### GIVEN RECORDS
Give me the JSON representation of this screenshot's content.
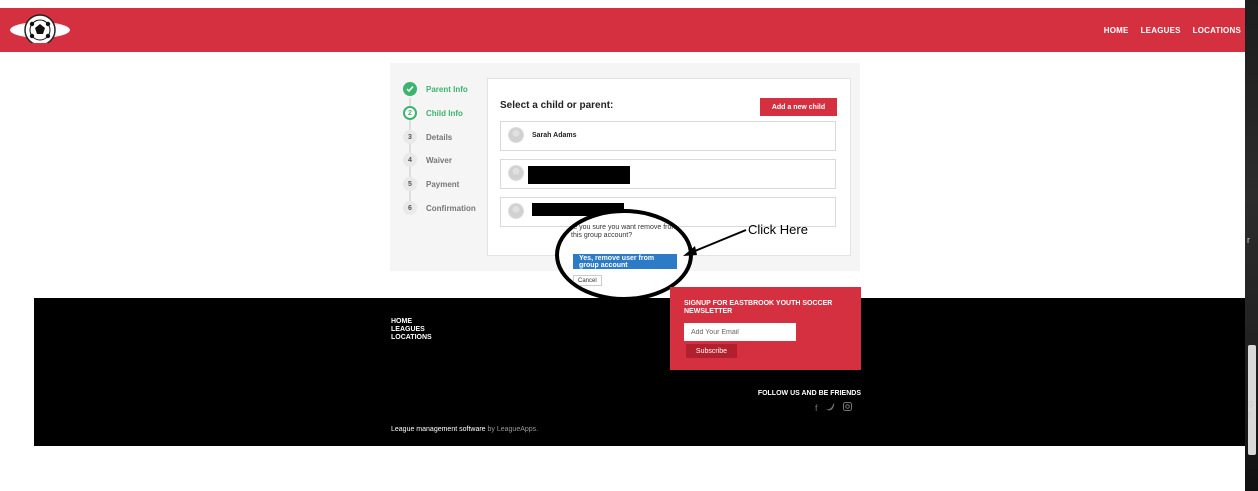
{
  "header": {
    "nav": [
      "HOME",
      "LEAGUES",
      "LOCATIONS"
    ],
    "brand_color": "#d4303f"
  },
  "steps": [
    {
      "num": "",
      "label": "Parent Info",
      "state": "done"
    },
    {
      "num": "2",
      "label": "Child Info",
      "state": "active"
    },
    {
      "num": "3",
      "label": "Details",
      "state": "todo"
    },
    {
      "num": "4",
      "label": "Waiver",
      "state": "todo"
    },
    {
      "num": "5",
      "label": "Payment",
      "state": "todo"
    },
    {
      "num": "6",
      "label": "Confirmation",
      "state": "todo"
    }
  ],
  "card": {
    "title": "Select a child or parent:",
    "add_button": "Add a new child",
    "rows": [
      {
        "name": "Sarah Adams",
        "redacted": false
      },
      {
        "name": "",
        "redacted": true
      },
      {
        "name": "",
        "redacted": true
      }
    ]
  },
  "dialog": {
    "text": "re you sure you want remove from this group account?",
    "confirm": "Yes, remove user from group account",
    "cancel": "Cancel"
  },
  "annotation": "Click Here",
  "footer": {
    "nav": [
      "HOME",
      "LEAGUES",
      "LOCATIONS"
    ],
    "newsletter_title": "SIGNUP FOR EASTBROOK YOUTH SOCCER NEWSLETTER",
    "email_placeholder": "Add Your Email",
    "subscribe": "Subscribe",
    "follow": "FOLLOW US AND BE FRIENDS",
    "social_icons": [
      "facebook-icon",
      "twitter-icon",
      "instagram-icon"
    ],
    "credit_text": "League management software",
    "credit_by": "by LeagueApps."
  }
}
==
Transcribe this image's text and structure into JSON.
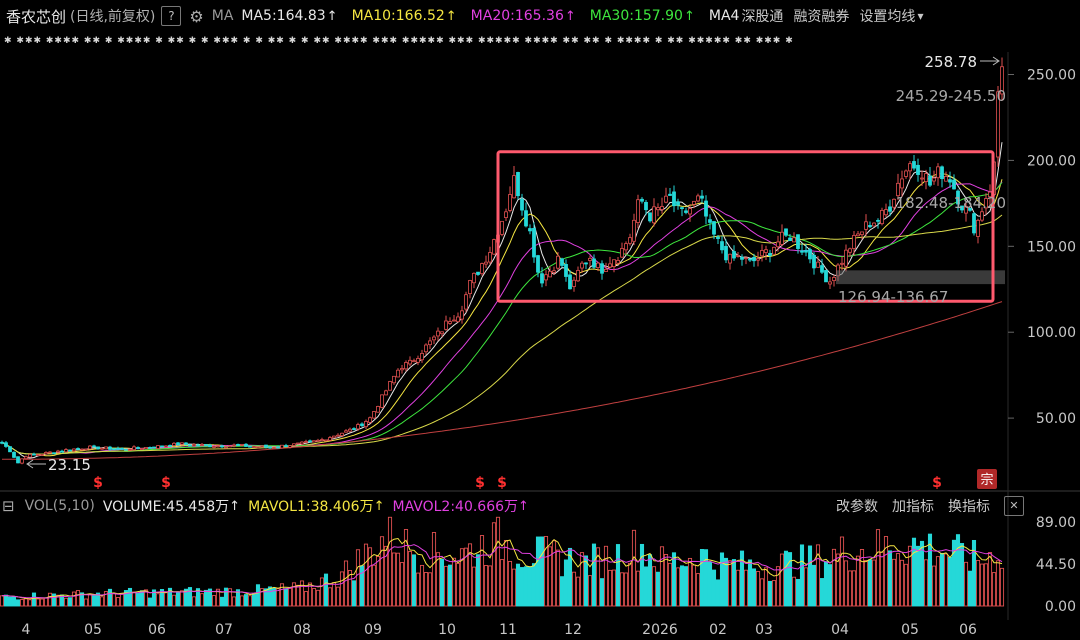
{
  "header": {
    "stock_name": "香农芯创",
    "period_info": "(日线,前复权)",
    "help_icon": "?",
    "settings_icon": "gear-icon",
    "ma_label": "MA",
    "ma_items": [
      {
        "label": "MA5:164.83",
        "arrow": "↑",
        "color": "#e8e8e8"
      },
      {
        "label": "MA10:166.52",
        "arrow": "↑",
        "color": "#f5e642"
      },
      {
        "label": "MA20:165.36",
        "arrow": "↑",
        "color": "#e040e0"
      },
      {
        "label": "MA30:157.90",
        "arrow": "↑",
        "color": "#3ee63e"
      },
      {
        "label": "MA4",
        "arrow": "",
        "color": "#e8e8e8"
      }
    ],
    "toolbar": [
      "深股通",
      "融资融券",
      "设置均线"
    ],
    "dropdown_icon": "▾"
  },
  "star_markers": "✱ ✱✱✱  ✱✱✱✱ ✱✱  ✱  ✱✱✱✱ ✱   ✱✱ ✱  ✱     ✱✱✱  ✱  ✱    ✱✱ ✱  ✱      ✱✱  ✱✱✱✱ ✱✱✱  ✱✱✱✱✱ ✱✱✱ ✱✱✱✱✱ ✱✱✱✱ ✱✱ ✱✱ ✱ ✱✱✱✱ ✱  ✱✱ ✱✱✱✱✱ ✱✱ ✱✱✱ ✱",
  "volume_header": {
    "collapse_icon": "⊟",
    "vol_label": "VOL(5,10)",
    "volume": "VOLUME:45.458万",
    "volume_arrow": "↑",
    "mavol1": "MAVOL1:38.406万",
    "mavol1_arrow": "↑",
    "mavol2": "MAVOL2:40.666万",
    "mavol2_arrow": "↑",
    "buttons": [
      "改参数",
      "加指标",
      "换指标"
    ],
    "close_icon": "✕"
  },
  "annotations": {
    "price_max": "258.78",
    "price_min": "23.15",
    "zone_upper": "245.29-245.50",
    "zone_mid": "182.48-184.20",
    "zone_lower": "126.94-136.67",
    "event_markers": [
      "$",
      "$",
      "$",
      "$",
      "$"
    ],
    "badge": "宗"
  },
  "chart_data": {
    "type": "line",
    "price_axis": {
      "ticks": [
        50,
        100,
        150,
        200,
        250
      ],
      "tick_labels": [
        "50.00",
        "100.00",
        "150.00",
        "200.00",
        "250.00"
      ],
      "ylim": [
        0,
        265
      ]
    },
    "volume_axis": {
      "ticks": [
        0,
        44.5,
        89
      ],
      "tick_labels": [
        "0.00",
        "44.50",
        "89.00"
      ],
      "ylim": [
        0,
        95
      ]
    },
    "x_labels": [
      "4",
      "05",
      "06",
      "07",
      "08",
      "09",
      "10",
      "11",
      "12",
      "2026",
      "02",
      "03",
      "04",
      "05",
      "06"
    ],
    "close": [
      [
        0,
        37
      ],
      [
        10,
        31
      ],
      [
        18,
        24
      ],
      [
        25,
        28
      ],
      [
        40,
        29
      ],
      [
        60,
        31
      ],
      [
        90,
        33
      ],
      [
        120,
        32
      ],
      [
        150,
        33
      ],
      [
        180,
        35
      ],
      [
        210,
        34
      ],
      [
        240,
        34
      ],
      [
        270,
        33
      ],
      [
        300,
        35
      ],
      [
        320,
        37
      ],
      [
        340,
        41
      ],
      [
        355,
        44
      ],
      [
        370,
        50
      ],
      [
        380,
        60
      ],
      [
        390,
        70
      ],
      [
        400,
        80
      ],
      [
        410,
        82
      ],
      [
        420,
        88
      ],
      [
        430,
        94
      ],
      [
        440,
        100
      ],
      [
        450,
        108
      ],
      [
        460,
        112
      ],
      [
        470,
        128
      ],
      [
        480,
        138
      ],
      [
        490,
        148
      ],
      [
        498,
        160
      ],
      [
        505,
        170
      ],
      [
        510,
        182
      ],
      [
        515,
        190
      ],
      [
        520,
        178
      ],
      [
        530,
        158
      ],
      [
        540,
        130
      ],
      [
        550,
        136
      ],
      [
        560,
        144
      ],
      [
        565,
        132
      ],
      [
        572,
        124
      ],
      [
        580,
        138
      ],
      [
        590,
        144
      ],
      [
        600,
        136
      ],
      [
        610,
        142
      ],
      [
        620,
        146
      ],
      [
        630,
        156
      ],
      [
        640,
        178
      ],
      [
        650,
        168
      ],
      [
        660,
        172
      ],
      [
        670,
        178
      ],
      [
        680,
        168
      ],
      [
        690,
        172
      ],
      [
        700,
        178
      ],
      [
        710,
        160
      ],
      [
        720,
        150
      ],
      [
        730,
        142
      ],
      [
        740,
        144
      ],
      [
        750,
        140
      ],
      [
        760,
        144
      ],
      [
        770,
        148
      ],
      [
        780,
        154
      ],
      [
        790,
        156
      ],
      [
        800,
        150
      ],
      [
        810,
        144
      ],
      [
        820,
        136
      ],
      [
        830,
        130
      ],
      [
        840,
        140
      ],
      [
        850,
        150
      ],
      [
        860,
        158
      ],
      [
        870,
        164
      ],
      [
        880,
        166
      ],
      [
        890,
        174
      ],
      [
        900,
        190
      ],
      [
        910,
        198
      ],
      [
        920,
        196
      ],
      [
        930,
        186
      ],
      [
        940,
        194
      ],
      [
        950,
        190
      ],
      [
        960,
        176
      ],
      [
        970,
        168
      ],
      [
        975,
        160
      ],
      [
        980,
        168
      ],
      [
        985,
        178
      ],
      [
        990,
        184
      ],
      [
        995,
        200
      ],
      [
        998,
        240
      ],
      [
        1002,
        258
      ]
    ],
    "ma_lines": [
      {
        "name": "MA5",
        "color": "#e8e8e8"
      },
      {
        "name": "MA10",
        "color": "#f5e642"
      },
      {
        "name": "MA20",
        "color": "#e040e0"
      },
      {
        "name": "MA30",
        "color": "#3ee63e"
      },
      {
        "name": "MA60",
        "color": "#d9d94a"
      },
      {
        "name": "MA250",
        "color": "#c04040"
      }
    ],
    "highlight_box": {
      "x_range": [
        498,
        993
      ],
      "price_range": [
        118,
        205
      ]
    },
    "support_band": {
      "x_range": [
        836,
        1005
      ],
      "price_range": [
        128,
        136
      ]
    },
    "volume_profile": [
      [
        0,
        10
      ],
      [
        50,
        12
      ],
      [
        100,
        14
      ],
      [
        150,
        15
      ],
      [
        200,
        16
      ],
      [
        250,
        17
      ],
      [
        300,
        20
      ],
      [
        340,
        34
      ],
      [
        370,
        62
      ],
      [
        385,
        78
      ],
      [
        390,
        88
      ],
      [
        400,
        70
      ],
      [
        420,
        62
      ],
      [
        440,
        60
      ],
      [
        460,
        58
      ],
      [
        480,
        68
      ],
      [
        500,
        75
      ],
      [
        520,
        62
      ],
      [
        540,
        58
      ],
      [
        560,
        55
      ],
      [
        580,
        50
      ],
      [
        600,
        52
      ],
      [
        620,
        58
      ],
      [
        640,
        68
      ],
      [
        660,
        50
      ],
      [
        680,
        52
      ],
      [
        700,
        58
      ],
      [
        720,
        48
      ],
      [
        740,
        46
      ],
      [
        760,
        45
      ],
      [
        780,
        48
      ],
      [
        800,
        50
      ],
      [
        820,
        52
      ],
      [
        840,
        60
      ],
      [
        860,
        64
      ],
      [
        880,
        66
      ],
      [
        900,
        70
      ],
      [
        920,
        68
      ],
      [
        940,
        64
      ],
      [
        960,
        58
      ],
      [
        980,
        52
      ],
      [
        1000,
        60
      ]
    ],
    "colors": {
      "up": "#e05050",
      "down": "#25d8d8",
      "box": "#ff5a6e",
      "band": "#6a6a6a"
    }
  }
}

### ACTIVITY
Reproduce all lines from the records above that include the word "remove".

### WRITTEN SOLUTION
    "text": "re you sure you want remove from this group account?",
    "confirm": "Yes, remove user from group account",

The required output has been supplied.